Roumain is a fan of the many technologies that make it possible for kids to hear more music, and more types of music, today. He speaks of watching a Lang Lang performance on television with his wife and son over a meal, of listening to the radio during long driving jaunts.

Today his personal favorites include Rhianna and Jay-Z. To get the Lady Gaga reference, you’ll have to read his bio. At home, he says, the family listens to “everything from Bieber to Bach.”

Roumain brings his own passionate blend of music, art and movement to ASU Gammage in Tempe on Sat, Feb 5. There’s a 7pm show for the kids, and a 9pm show for adults.

Daniel Bernard Roumain - Photo by Julieta Cervantes

He’ll be presenting a world premiere titled “Symphony for the Dance Floor,” featuring “the raw uncompromising photography of Jonathan Mannion” and DBR music “inspired by hip-hop, electronica and symphonic sound.”

The work is choreographed by Millicent Johnnie with lighting design by Miriam Crowe and direction by D.J. Mendel. Roumain describes it as “an ecstatic journey” traveled with “a soundtrack of our time.”

“I have hope,” reflects Roumain. “And hope is America’s greatest national resource.”

— Lynn

Note: Click here to learn more about “Symphony for the Dance Floor” and other “Gammage Beyond” events presented by ASU Gammage in Tempe. And check your local PBS listings for days/times you can see “Children of Haiti” — a film for which DBR wrote the soundtrack — which will help you learn more about Haiti as we all remember the 2010 Haiti earthquake one year later.

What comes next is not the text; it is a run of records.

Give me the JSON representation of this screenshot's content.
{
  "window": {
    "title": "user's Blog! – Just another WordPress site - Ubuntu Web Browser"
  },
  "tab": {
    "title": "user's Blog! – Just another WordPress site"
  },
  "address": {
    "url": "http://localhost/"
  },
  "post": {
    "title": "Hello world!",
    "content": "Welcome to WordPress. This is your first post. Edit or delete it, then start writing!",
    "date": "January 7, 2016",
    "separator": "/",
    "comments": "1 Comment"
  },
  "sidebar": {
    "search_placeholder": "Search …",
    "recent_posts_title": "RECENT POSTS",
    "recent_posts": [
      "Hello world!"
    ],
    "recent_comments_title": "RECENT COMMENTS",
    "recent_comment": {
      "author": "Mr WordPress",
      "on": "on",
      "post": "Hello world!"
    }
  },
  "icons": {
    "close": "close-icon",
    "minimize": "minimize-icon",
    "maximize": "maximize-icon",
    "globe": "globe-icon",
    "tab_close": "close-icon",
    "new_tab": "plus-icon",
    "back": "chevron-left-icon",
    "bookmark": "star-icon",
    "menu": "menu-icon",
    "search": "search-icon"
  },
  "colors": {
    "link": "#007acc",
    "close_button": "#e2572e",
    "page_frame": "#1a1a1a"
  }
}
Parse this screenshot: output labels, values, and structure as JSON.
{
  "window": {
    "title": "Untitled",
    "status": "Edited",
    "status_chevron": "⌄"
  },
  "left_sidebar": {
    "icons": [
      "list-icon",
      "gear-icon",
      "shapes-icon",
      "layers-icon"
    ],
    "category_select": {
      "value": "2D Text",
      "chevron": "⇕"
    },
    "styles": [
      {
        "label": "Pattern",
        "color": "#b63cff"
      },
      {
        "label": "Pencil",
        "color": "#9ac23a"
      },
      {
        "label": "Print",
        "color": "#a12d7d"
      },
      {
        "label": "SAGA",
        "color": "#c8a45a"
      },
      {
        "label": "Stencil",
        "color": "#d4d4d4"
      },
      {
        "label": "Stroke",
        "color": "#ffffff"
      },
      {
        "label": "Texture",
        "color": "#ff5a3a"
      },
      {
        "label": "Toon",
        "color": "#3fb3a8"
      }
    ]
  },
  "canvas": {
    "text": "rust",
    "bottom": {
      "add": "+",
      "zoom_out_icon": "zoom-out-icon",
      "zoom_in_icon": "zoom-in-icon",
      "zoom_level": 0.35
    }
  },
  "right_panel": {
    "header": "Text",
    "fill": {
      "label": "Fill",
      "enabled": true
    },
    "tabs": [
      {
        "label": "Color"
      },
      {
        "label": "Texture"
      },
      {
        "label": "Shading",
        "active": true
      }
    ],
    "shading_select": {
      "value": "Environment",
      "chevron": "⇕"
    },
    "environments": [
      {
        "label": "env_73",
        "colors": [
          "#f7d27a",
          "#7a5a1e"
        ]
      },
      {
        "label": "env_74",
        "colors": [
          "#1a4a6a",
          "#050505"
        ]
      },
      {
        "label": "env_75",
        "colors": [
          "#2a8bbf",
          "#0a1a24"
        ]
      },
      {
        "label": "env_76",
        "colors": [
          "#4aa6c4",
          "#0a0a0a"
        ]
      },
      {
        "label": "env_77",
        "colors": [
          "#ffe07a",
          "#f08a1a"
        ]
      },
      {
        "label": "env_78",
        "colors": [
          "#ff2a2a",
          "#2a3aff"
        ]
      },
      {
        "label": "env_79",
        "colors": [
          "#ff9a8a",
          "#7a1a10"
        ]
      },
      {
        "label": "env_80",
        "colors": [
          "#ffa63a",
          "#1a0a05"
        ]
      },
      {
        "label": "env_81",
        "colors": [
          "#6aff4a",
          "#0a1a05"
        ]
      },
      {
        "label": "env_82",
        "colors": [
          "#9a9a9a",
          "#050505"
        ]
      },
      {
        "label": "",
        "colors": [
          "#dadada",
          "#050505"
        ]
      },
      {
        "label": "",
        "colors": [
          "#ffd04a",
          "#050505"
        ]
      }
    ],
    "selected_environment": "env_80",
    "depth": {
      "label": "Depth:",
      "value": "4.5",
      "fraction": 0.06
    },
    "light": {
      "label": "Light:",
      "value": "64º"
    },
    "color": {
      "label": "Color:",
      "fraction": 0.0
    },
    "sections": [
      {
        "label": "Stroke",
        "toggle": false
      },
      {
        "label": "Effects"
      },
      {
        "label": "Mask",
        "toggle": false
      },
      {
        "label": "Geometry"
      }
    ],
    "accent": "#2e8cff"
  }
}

Coming up: A touring production of “A Chorus Line” comes to Mesa and Phoenix this week

Photos from www.dbrmusic.com